What you need to do |
Write the records out exactly as shown. No pictures.

Data for this task |

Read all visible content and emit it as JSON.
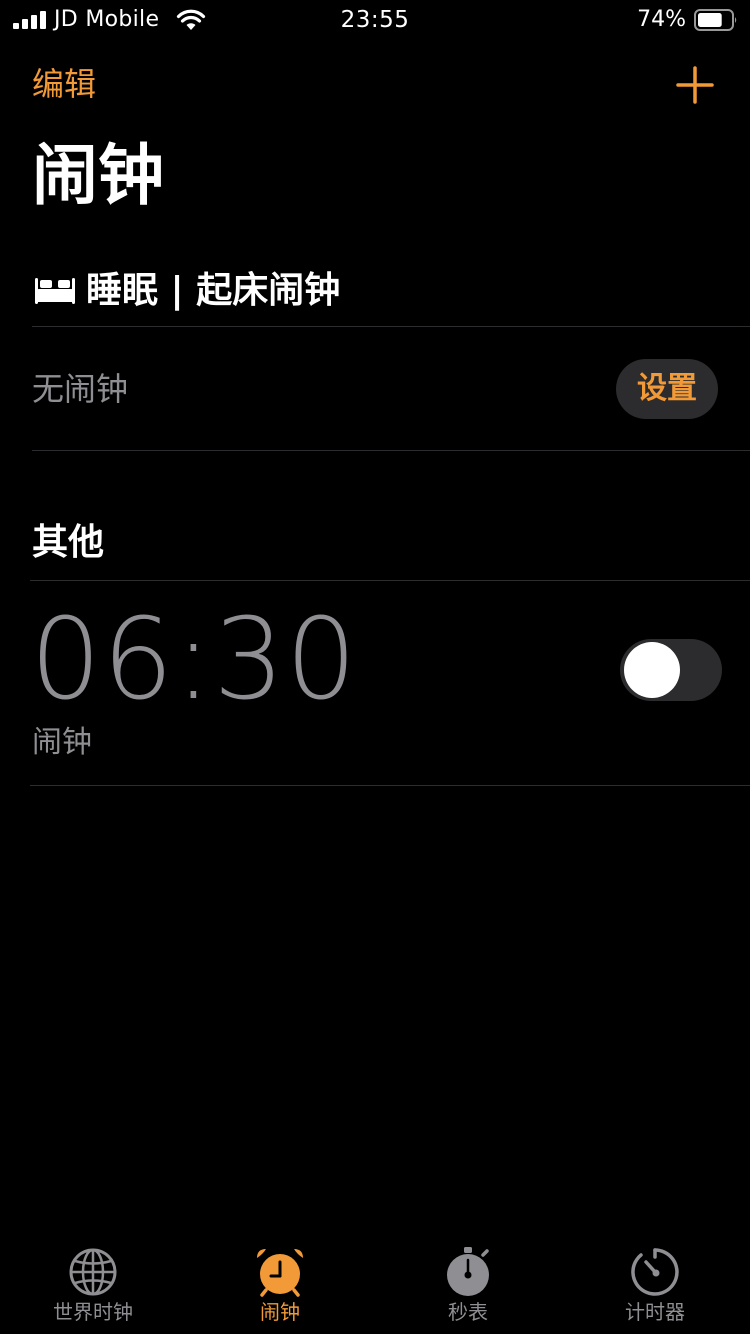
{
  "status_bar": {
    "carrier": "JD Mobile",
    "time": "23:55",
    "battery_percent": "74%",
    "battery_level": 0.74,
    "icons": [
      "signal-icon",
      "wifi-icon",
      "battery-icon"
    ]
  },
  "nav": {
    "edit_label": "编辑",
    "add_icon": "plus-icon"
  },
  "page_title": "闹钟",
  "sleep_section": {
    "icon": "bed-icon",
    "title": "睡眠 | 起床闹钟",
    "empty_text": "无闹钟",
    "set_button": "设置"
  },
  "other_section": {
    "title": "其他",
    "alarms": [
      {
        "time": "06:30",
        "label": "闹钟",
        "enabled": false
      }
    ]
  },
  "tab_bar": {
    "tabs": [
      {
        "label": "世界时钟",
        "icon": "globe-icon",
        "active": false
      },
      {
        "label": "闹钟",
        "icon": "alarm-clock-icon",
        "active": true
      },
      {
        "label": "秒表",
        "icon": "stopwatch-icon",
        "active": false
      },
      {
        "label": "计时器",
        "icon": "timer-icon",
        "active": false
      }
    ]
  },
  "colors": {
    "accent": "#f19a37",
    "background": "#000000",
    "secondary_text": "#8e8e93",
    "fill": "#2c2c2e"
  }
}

Output for this exercise |
Read all visible content and emit it as JSON.
{
  "status_bar": {
    "carrier": "JD Mobile",
    "time": "23:55",
    "battery_percent": "74%",
    "battery_level": 0.74,
    "icons": [
      "signal-icon",
      "wifi-icon",
      "battery-icon"
    ]
  },
  "nav": {
    "edit_label": "编辑",
    "add_icon": "plus-icon"
  },
  "page_title": "闹钟",
  "sleep_section": {
    "icon": "bed-icon",
    "title": "睡眠 | 起床闹钟",
    "empty_text": "无闹钟",
    "set_button": "设置"
  },
  "other_section": {
    "title": "其他",
    "alarms": [
      {
        "time": "06:30",
        "label": "闹钟",
        "enabled": false
      }
    ]
  },
  "tab_bar": {
    "tabs": [
      {
        "label": "世界时钟",
        "icon": "globe-icon",
        "active": false
      },
      {
        "label": "闹钟",
        "icon": "alarm-clock-icon",
        "active": true
      },
      {
        "label": "秒表",
        "icon": "stopwatch-icon",
        "active": false
      },
      {
        "label": "计时器",
        "icon": "timer-icon",
        "active": false
      }
    ]
  },
  "colors": {
    "accent": "#f19a37",
    "background": "#000000",
    "secondary_text": "#8e8e93",
    "fill": "#2c2c2e"
  }
}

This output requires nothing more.